> _Your objective_
Return the listing word for word, as given.

> _Excerpted data_
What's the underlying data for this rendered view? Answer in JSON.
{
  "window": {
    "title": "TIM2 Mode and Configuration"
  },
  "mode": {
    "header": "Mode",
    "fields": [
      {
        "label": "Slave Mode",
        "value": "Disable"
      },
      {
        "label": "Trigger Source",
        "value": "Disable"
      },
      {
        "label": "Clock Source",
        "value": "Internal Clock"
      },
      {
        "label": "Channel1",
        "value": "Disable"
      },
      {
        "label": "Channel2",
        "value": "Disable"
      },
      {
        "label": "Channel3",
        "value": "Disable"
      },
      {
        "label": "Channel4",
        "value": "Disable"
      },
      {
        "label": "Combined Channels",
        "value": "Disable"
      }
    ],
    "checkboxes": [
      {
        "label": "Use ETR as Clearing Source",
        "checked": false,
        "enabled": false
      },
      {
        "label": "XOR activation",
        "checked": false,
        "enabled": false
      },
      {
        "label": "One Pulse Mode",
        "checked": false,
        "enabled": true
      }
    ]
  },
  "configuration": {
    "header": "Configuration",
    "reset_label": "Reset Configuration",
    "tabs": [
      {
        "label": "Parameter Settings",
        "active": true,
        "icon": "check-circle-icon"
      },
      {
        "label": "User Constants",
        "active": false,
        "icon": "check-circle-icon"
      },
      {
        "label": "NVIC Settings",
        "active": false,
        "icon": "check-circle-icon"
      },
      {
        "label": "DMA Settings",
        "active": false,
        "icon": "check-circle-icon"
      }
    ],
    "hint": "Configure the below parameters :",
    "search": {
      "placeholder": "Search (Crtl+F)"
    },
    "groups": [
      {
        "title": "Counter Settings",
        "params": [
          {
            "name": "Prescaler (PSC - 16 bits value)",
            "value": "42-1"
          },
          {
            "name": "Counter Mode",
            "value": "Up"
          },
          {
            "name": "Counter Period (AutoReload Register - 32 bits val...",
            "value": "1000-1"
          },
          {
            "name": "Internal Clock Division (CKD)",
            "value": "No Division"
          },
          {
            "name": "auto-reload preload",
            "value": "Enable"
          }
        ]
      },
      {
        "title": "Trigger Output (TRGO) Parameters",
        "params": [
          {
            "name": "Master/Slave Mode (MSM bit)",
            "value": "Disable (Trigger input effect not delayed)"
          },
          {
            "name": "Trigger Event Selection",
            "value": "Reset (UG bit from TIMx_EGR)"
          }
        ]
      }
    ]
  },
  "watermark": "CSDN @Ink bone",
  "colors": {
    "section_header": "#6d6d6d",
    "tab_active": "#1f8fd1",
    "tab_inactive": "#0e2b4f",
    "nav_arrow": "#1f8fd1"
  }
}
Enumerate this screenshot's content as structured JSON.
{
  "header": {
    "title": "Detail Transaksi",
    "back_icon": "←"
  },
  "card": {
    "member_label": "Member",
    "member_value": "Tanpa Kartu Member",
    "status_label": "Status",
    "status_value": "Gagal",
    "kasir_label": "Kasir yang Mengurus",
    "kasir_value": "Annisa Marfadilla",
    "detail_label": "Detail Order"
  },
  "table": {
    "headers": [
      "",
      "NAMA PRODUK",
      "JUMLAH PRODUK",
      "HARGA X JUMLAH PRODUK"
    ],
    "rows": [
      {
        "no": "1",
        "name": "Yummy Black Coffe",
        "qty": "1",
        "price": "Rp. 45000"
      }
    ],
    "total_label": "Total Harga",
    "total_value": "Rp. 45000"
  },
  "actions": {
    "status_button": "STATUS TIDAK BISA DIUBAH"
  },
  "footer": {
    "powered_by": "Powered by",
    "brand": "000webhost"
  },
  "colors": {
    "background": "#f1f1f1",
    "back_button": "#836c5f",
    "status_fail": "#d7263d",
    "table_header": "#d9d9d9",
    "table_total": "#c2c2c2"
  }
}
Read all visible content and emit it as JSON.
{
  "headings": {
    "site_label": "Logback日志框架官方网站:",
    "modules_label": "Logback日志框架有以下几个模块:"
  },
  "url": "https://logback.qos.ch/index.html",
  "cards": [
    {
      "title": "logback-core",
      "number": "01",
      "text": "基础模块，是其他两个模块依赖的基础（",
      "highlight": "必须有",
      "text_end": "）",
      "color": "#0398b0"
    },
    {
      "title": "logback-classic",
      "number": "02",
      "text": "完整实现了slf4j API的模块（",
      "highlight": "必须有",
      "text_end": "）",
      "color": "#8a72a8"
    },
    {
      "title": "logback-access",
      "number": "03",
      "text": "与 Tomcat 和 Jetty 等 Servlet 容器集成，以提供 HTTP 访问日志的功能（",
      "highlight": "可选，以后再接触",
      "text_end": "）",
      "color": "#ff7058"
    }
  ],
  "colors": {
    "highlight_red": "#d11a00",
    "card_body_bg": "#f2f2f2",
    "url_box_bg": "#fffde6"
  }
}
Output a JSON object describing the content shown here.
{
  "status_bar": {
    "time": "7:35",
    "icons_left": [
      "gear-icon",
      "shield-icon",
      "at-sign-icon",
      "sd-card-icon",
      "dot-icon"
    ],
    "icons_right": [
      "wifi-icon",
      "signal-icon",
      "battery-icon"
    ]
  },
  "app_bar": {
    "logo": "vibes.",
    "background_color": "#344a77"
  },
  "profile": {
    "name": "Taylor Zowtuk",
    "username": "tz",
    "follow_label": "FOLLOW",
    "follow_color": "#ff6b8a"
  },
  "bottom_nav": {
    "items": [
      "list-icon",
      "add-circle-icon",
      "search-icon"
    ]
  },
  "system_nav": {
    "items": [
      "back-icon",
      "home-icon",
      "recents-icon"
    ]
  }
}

> _Task response_
What's the underlying data for this rendered view? Answer in JSON.
{
  "window": {
    "title": "TIM2 Mode and Configuration"
  },
  "mode": {
    "header": "Mode",
    "fields": [
      {
        "label": "Slave Mode",
        "value": "Disable"
      },
      {
        "label": "Trigger Source",
        "value": "Disable"
      },
      {
        "label": "Clock Source",
        "value": "Internal Clock"
      },
      {
        "label": "Channel1",
        "value": "Disable"
      },
      {
        "label": "Channel2",
        "value": "Disable"
      },
      {
        "label": "Channel3",
        "value": "Disable"
      },
      {
        "label": "Channel4",
        "value": "Disable"
      },
      {
        "label": "Combined Channels",
        "value": "Disable"
      }
    ],
    "checkboxes": [
      {
        "label": "Use ETR as Clearing Source",
        "checked": false,
        "enabled": false
      },
      {
        "label": "XOR activation",
        "checked": false,
        "enabled": false
      },
      {
        "label": "One Pulse Mode",
        "checked": false,
        "enabled": true
      }
    ]
  },
  "configuration": {
    "header": "Configuration",
    "reset_label": "Reset Configuration",
    "tabs": [
      {
        "label": "Parameter Settings",
        "active": true,
        "icon": "check-circle-icon"
      },
      {
        "label": "User Constants",
        "active": false,
        "icon": "check-circle-icon"
      },
      {
        "label": "NVIC Settings",
        "active": false,
        "icon": "check-circle-icon"
      },
      {
        "label": "DMA Settings",
        "active": false,
        "icon": "check-circle-icon"
      }
    ],
    "hint": "Configure the below parameters :",
    "search": {
      "placeholder": "Search (Crtl+F)"
    },
    "groups": [
      {
        "title": "Counter Settings",
        "params": [
          {
            "name": "Prescaler (PSC - 16 bits value)",
            "value": "42-1"
          },
          {
            "name": "Counter Mode",
            "value": "Up"
          },
          {
            "name": "Counter Period (AutoReload Register - 32 bits val...",
            "value": "1000-1"
          },
          {
            "name": "Internal Clock Division (CKD)",
            "value": "No Division"
          },
          {
            "name": "auto-reload preload",
            "value": "Enable"
          }
        ]
      },
      {
        "title": "Trigger Output (TRGO) Parameters",
        "params": [
          {
            "name": "Master/Slave Mode (MSM bit)",
            "value": "Disable (Trigger input effect not delayed)"
          },
          {
            "name": "Trigger Event Selection",
            "value": "Reset (UG bit from TIMx_EGR)"
          }
        ]
      }
    ]
  },
  "watermark": "CSDN @Ink bone",
  "colors": {
    "section_header": "#6d6d6d",
    "tab_active": "#1f8fd1",
    "tab_inactive": "#0e2b4f",
    "nav_arrow": "#1f8fd1"
  }
}
Enumerate this screenshot's content as structured JSON.
{
  "header": {
    "title": "Detail Transaksi",
    "back_icon": "←"
  },
  "card": {
    "member_label": "Member",
    "member_value": "Tanpa Kartu Member",
    "status_label": "Status",
    "status_value": "Gagal",
    "kasir_label": "Kasir yang Mengurus",
    "kasir_value": "Annisa Marfadilla",
    "detail_label": "Detail Order"
  },
  "table": {
    "headers": [
      "",
      "NAMA PRODUK",
      "JUMLAH PRODUK",
      "HARGA X JUMLAH PRODUK"
    ],
    "rows": [
      {
        "no": "1",
        "name": "Yummy Black Coffe",
        "qty": "1",
        "price": "Rp. 45000"
      }
    ],
    "total_label": "Total Harga",
    "total_value": "Rp. 45000"
  },
  "actions": {
    "status_button": "STATUS TIDAK BISA DIUBAH"
  },
  "footer": {
    "powered_by": "Powered by",
    "brand": "000webhost"
  },
  "colors": {
    "background": "#f1f1f1",
    "back_button": "#836c5f",
    "status_fail": "#d7263d",
    "table_header": "#d9d9d9",
    "table_total": "#c2c2c2"
  }
}
Read all visible content and emit it as JSON.
{
  "headings": {
    "site_label": "Logback日志框架官方网站:",
    "modules_label": "Logback日志框架有以下几个模块:"
  },
  "url": "https://logback.qos.ch/index.html",
  "cards": [
    {
      "title": "logback-core",
      "number": "01",
      "text": "基础模块，是其他两个模块依赖的基础（",
      "highlight": "必须有",
      "text_end": "）",
      "color": "#0398b0"
    },
    {
      "title": "logback-classic",
      "number": "02",
      "text": "完整实现了slf4j API的模块（",
      "highlight": "必须有",
      "text_end": "）",
      "color": "#8a72a8"
    },
    {
      "title": "logback-access",
      "number": "03",
      "text": "与 Tomcat 和 Jetty 等 Servlet 容器集成，以提供 HTTP 访问日志的功能（",
      "highlight": "可选，以后再接触",
      "text_end": "）",
      "color": "#ff7058"
    }
  ],
  "colors": {
    "highlight_red": "#d11a00",
    "card_body_bg": "#f2f2f2",
    "url_box_bg": "#fffde6"
  }
}
Output a JSON object describing the content shown here.
{
  "status_bar": {
    "time": "7:35",
    "icons_left": [
      "gear-icon",
      "shield-icon",
      "at-sign-icon",
      "sd-card-icon",
      "dot-icon"
    ],
    "icons_right": [
      "wifi-icon",
      "signal-icon",
      "battery-icon"
    ]
  },
  "app_bar": {
    "logo": "vibes.",
    "background_color": "#344a77"
  },
  "profile": {
    "name": "Taylor Zowtuk",
    "username": "tz",
    "follow_label": "FOLLOW",
    "follow_color": "#ff6b8a"
  },
  "bottom_nav": {
    "items": [
      "list-icon",
      "add-circle-icon",
      "search-icon"
    ]
  },
  "system_nav": {
    "items": [
      "back-icon",
      "home-icon",
      "recents-icon"
    ]
  }
}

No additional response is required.